In their book, Blue Ocean Strategy, W.Chan Kim and Renee Mauborgne describe four organisational hurdles to strategy execution. Their description relates to implementing a Blue Ocean Strategy, but truthfully, it applies equally to any strategy.
Hurdles to strategy execution
The four organisational hurdles are: 1. Being wedded to the status quo, 2. Limited resources, 3. Unmotivated staff, and 4. Opposition. We have all seen one or more of these when implementing our strategies.
Typically, any organisation, when faced with these obstacles, will look at ways to increase budgets to counter the status quo, gain additional resources, motivate staff, and knock out the opposition. The bigger the strategy, the bigger the budget required. The most successful strategy implementations, however, do not require bigger budgets. They require someone to identify and act upon the factors that have a disproportionate influence within (and external to) the organisation. This is called Tipping Point Leadership. A tipping point leader exploits the fact that in every organisation, there are things that have a disproportionate influence on performance. These can be people or activities.
Wedded to the status quo
Cultural change is almost always considered the biggest problem when considering a significant strategic change. People, usually the most valuable asset, on the whole, find it difficult to change. Simply telling them that the ‘numbers do not add up’ often provokes an opposite reaction to the one desired. People working for a company that outwardly states they are going down the pan are more likely to look at job adverts than work to save the company. More often, they will tend not to believe the numbers anyway. Numbers are too remote to act as agents of change. Tipping point leadership will show employees the reality of the situation on a more emotional and sensory level. This can be done by placing the employee in the “customer’s shoes”. If an employee can experience first-hand what a customer is experiencing, they are more likely to respond positively to changes that will improve the situation. Change the status quo with sensory evidence, not with facts and figures.
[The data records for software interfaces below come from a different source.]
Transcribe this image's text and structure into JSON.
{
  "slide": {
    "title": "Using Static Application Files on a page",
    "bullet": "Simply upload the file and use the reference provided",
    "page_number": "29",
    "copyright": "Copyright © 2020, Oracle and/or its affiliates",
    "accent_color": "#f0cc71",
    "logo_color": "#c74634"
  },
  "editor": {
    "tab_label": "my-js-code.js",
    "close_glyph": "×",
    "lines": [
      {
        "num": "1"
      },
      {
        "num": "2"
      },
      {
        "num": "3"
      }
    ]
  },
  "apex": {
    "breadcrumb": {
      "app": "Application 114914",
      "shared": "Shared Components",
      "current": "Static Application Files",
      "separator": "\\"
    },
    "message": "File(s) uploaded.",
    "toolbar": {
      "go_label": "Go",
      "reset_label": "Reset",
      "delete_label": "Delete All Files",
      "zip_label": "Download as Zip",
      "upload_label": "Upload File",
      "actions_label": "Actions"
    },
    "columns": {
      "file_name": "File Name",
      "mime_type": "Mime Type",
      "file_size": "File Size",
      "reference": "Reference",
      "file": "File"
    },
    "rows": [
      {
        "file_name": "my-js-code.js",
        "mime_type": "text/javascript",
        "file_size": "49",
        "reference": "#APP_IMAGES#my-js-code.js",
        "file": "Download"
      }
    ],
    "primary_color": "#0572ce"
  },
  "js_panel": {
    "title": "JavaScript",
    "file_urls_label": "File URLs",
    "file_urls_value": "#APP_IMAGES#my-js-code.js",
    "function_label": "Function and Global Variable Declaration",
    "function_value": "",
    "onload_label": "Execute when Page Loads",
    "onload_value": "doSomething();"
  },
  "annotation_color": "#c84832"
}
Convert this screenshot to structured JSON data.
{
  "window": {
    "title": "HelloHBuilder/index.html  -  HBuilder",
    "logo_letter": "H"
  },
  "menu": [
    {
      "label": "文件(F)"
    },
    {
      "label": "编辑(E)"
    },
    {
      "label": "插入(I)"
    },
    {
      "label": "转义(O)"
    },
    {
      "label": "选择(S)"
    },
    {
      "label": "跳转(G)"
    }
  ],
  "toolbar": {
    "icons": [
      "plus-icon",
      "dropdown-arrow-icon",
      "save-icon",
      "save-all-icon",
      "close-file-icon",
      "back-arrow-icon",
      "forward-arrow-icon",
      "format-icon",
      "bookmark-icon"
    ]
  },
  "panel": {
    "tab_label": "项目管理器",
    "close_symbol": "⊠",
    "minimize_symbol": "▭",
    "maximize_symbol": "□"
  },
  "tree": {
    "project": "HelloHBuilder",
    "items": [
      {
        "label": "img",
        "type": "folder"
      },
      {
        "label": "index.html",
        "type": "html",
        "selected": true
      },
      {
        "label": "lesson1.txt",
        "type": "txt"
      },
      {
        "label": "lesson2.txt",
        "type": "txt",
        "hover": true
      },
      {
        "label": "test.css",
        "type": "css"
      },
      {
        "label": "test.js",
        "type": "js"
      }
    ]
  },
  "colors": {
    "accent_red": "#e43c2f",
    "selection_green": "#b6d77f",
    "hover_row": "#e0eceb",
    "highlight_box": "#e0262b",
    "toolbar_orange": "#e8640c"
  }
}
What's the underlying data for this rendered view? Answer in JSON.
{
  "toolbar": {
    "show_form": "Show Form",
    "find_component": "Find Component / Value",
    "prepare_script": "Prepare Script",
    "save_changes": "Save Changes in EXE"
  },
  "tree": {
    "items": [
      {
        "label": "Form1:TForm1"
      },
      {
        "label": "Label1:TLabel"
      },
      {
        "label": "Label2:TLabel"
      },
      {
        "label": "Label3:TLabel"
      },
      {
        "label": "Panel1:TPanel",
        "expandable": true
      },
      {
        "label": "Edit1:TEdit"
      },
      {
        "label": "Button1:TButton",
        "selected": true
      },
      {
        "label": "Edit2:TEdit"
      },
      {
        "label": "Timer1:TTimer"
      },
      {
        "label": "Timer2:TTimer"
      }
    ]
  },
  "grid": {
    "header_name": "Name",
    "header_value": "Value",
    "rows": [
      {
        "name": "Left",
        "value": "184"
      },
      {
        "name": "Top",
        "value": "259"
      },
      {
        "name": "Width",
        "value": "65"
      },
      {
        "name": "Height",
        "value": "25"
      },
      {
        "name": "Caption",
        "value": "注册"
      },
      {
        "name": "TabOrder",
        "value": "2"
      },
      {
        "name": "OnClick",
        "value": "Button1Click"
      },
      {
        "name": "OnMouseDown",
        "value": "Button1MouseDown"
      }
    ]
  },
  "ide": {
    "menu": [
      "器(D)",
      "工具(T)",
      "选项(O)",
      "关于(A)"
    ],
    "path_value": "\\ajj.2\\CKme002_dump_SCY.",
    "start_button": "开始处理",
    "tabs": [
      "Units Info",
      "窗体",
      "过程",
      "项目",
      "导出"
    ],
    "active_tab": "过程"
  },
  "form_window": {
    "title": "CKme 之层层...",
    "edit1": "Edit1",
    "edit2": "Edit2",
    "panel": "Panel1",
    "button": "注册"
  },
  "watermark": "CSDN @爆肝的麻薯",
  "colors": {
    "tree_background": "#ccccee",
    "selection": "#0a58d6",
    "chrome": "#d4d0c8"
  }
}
Once an organisation can see the need for strategic change, it will almost always look towards bigger budgets to resolve the problem. If customer service is poor, then add more customer service representatives. If sales are low, then add more salespeople. A tipping point leader will focus hard on available resources and apply the 80-20 rule. 80% of the benefit can be gained through focusing on 20% of the problems. The tipping point leader will identify the area of activity that will benefit most from applied resources, those areas that will give the biggest bang for the buck. In the 1990s when crime was at an all-time high in New York, newly appointed Chief of Police William Bratton noted that 5% of the human resources budget was allocated to the narcotics unit. An estimated 70% of crimes were attributable to narcotics usage. Batton changed the balance, and drug-related crime plummeted.
Motivating staff to accept strategic change has always been considered a priority. Making them aware of the strategy is the first problem, let alone getting them to the point where they agree. Strategy is often seen as a remote activity created by people in ivory towers that do not understand the business. A tipping point leader will not look to create informational campaigns or masses of documentation or conduct cascade programmes. They will once again focus. This time on key individuals or ‘kingpins’. Within any organisation, some people have unusually high levels of influence. This may be due to their position in the leadership structure because of their experience and expertise or simply their popularity. Getting these people on board will inevitably follow the rest of the organisation. There are two basic ways of doing this – first, create an environment where all of these people are equal, and all have a role to play that can be examined publicly (and fairly). The kingpins will usually step up and take responsibility. Second – show them that their part of the strategy is under their control and achievable.
No matter what you do, there will always be opposition to your strategy. The opposition will tend to come from those that feel disenfranchised or believe the forthcoming changes will negatively impact them. The tipping point leader needs to deal with this on two fronts – gaining intelligence and dealing with dissenters quickly. Fore-armed to fore-warned. By having someone on the leadership team that has an intimate knowledge of the workings of the organisation and its people, a tipping point leader can gain valuable information about levels of support. The key is to deal with dissenters early. Either through appeasement, that is, by ensuring they understand what their new role will be and that they buy into it or by release, that is, by letting them go early in the knowledge that they will not provide a positive influence. These can be tough decisions, but they need to be made early. Overcoming the four hurdles to strategy execution is challenging conventional wisdom and not reaching for the chequebook to introduce new strategies. It is about utilising existing resources more effectively and making hard decisions early. For more information on creating and implementing effective strategies, look at one of our strategy workshop facilitation courses.